What you have to do >> Copy, from the entries below, each line in which the string "this" appears.

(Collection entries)
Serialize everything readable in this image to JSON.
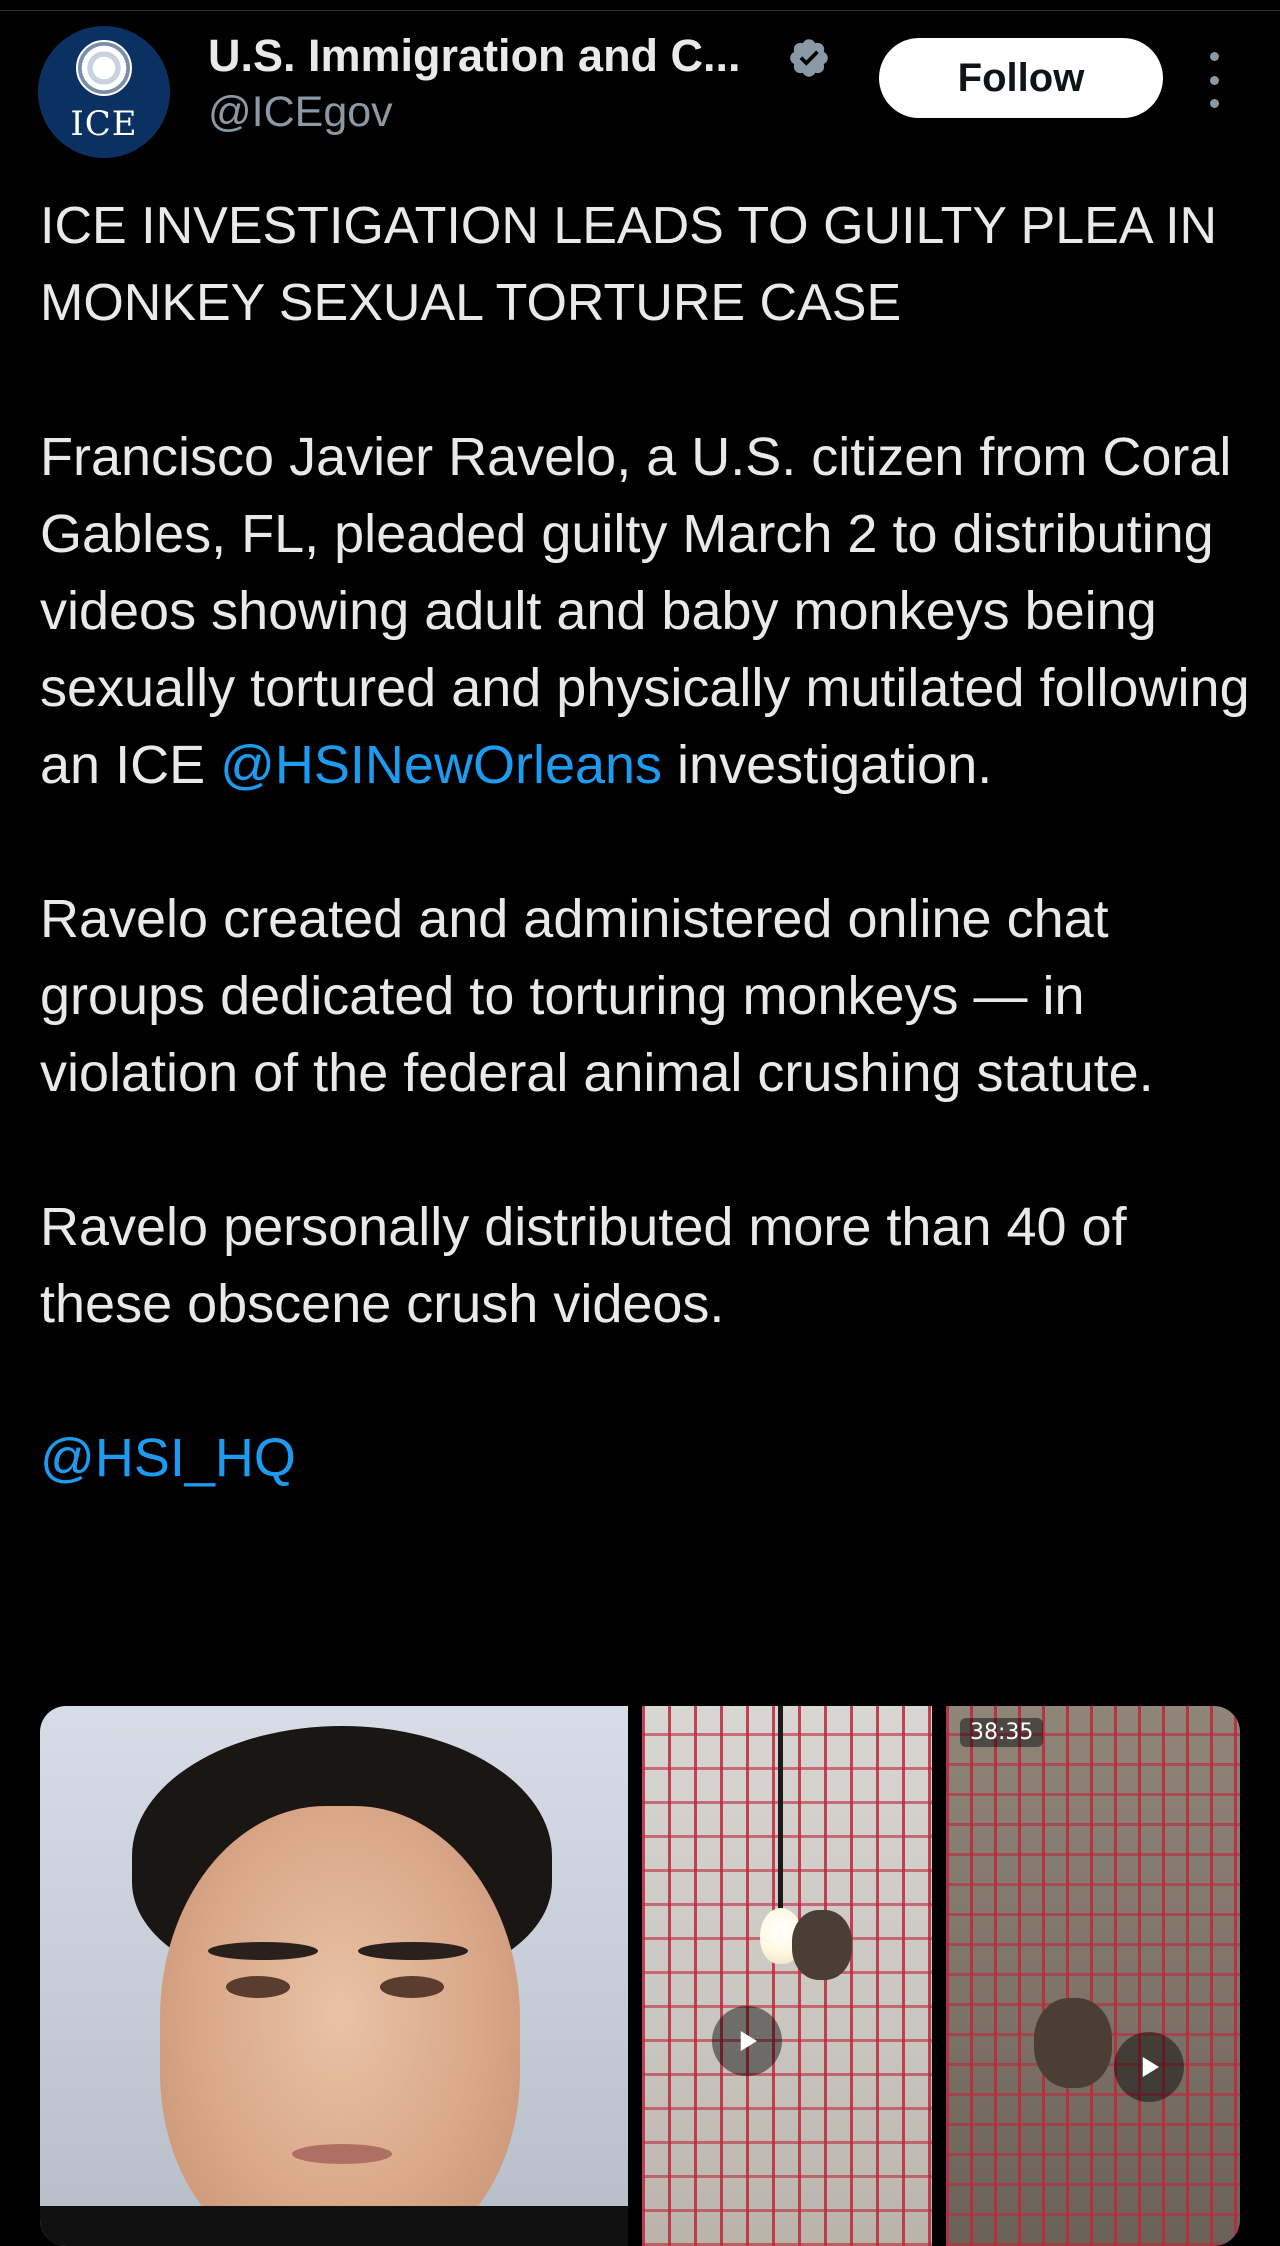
{
  "account": {
    "display_name": "U.S. Immigration and C...",
    "handle": "@ICEgov",
    "verified": true,
    "avatar_text": "ICE",
    "verified_icon": "verified-badge-icon"
  },
  "actions": {
    "follow_label": "Follow",
    "more_icon": "more-vertical-icon"
  },
  "tweet": {
    "headline": "ICE INVESTIGATION LEADS TO GUILTY PLEA IN MONKEY SEXUAL TORTURE CASE",
    "p1_text": "Francisco Javier Ravelo, a U.S. citizen from Coral Gables, FL, pleaded guilty March 2 to distributing videos showing adult and baby monkeys being sexually tortured and physically mutilated following an ICE ",
    "p1_mention": "@HSINewOrleans",
    "p1_after": " investigation.",
    "p2": "Ravelo created and administered online chat groups dedicated to torturing monkeys — in violation of the federal animal crushing statute.",
    "p3": "Ravelo personally distributed more than 40 of these obscene crush videos.",
    "p4_mention": "@HSI_HQ"
  },
  "media": {
    "video_2_duration": "38:35",
    "play_icon": "play-icon"
  },
  "colors": {
    "background": "#000000",
    "text": "#e7e9ea",
    "secondary": "#8b98a5",
    "link": "#1d9bf0",
    "follow_bg": "#ffffff"
  }
}
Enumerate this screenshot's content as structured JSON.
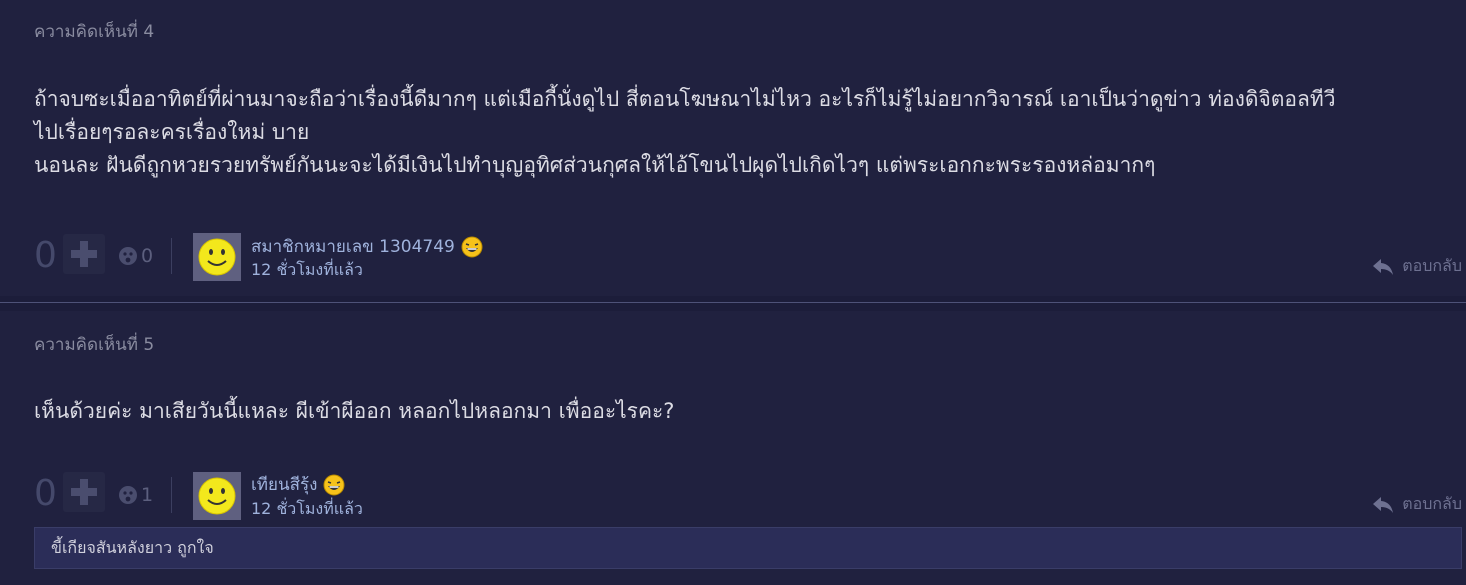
{
  "comments": [
    {
      "number_label": "ความคิดเห็นที่ 4",
      "body_lines": [
        "ถ้าจบซะเมื่ออาทิตย์ที่ผ่านมาจะถือว่าเรื่องนี้ดีมากๆ  แต่เมือกี้นั่งดูไป สี่ตอนโฆษณาไม่ไหว อะไรก็ไม่รู้ไม่อยากวิจารณ์ เอาเป็นว่าดูข่าว ท่องดิจิตอลทีวี",
        "ไปเรื่อยๆรอละครเรื่องใหม่ บาย",
        "นอนละ ฝันดีถูกหวยรวยทรัพย์กันนะจะได้มีเงินไปทำบุญอุทิศส่วนกุศลให้ไอ้โขนไปผุดไปเกิดไวๆ แต่พระเอกกะพระรองหล่อมากๆ"
      ],
      "vote_count": "0",
      "emotion_count": "0",
      "username": "สมาชิกหมายเลข 1304749",
      "timestamp": "12 ชั่วโมงที่แล้ว",
      "reply_label": "ตอบกลับ"
    },
    {
      "number_label": "ความคิดเห็นที่ 5",
      "body_lines": [
        "เห็นด้วยค่ะ มาเสียวันนี้แหละ ผีเข้าผีออก หลอกไปหลอกมา เพื่ออะไรคะ?"
      ],
      "vote_count": "0",
      "emotion_count": "1",
      "username": "เทียนสีรุ้ง",
      "timestamp": "12 ชั่วโมงที่แล้ว",
      "reply_label": "ตอบกลับ",
      "sub_reply_text": "ขี้เกียจสันหลังยาว ถูกใจ"
    }
  ],
  "icons": {
    "plus": "plus-icon",
    "emotion": "emotion-face-icon",
    "avatar": "smiley-avatar",
    "badge": "laughing-face-badge",
    "reply": "reply-arrow-icon"
  },
  "colors": {
    "background": "#20213f",
    "username": "#9fb2dc",
    "avatar_face": "#f3e81c"
  }
}
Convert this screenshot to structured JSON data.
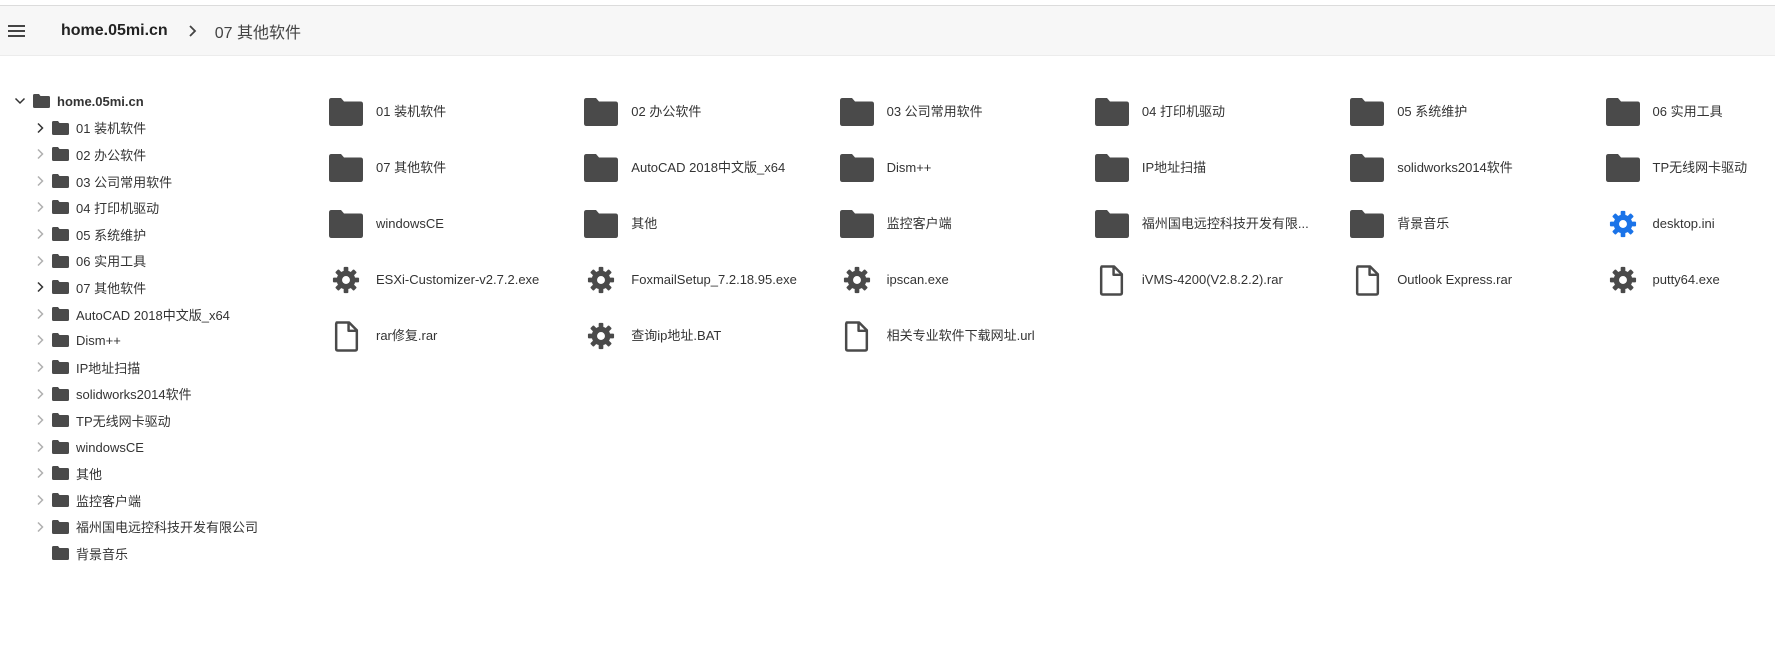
{
  "header": {
    "root_label": "home.05mi.cn",
    "current_label": "07 其他软件"
  },
  "tree": {
    "root": "home.05mi.cn",
    "items": [
      {
        "label": "01 装机软件",
        "expandable": true,
        "chevron": "dark"
      },
      {
        "label": "02 办公软件",
        "expandable": true,
        "chevron": "light"
      },
      {
        "label": "03 公司常用软件",
        "expandable": true,
        "chevron": "light"
      },
      {
        "label": "04 打印机驱动",
        "expandable": true,
        "chevron": "light"
      },
      {
        "label": "05 系统维护",
        "expandable": true,
        "chevron": "light"
      },
      {
        "label": "06 实用工具",
        "expandable": true,
        "chevron": "light"
      },
      {
        "label": "07 其他软件",
        "expandable": true,
        "chevron": "dark"
      },
      {
        "label": "AutoCAD 2018中文版_x64",
        "expandable": true,
        "chevron": "light"
      },
      {
        "label": "Dism++",
        "expandable": true,
        "chevron": "light"
      },
      {
        "label": "IP地址扫描",
        "expandable": true,
        "chevron": "light"
      },
      {
        "label": "solidworks2014软件",
        "expandable": true,
        "chevron": "light"
      },
      {
        "label": "TP无线网卡驱动",
        "expandable": true,
        "chevron": "light"
      },
      {
        "label": "windowsCE",
        "expandable": true,
        "chevron": "light"
      },
      {
        "label": "其他",
        "expandable": true,
        "chevron": "light"
      },
      {
        "label": "监控客户端",
        "expandable": true,
        "chevron": "light"
      },
      {
        "label": "福州国电远控科技开发有限公司",
        "expandable": true,
        "chevron": "light"
      },
      {
        "label": "背景音乐",
        "expandable": false,
        "chevron": "none"
      }
    ]
  },
  "grid": {
    "items": [
      {
        "name": "01 装机软件",
        "icon": "folder-icon"
      },
      {
        "name": "02 办公软件",
        "icon": "folder-icon"
      },
      {
        "name": "03 公司常用软件",
        "icon": "folder-icon"
      },
      {
        "name": "04 打印机驱动",
        "icon": "folder-icon"
      },
      {
        "name": "05 系统维护",
        "icon": "folder-icon"
      },
      {
        "name": "06 实用工具",
        "icon": "folder-icon"
      },
      {
        "name": "07 其他软件",
        "icon": "folder-icon"
      },
      {
        "name": "AutoCAD 2018中文版_x64",
        "icon": "folder-icon"
      },
      {
        "name": "Dism++",
        "icon": "folder-icon"
      },
      {
        "name": "IP地址扫描",
        "icon": "folder-icon"
      },
      {
        "name": "solidworks2014软件",
        "icon": "folder-icon"
      },
      {
        "name": "TP无线网卡驱动",
        "icon": "folder-icon"
      },
      {
        "name": "windowsCE",
        "icon": "folder-icon"
      },
      {
        "name": "其他",
        "icon": "folder-icon"
      },
      {
        "name": "监控客户端",
        "icon": "folder-icon"
      },
      {
        "name": "福州国电远控科技开发有限...",
        "icon": "folder-icon"
      },
      {
        "name": "背景音乐",
        "icon": "folder-icon"
      },
      {
        "name": "desktop.ini",
        "icon": "gear-icon",
        "color": "#1a73e8"
      },
      {
        "name": "ESXi-Customizer-v2.7.2.exe",
        "icon": "gear-icon"
      },
      {
        "name": "FoxmailSetup_7.2.18.95.exe",
        "icon": "gear-icon"
      },
      {
        "name": "ipscan.exe",
        "icon": "gear-icon"
      },
      {
        "name": "iVMS-4200(V2.8.2.2).rar",
        "icon": "file-icon"
      },
      {
        "name": "Outlook Express.rar",
        "icon": "file-icon"
      },
      {
        "name": "putty64.exe",
        "icon": "gear-icon"
      },
      {
        "name": "rar修复.rar",
        "icon": "file-icon"
      },
      {
        "name": "查询ip地址.BAT",
        "icon": "gear-icon"
      },
      {
        "name": "相关专业软件下载网址.url",
        "icon": "file-icon"
      }
    ]
  },
  "colors": {
    "icon": "#4a4a4a",
    "accent": "#1a73e8",
    "header_bg": "#f7f7f7"
  }
}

Reply >>
Serialize everything readable in this image to JSON.
Enumerate this screenshot's content as structured JSON.
Convert this screenshot to structured JSON data.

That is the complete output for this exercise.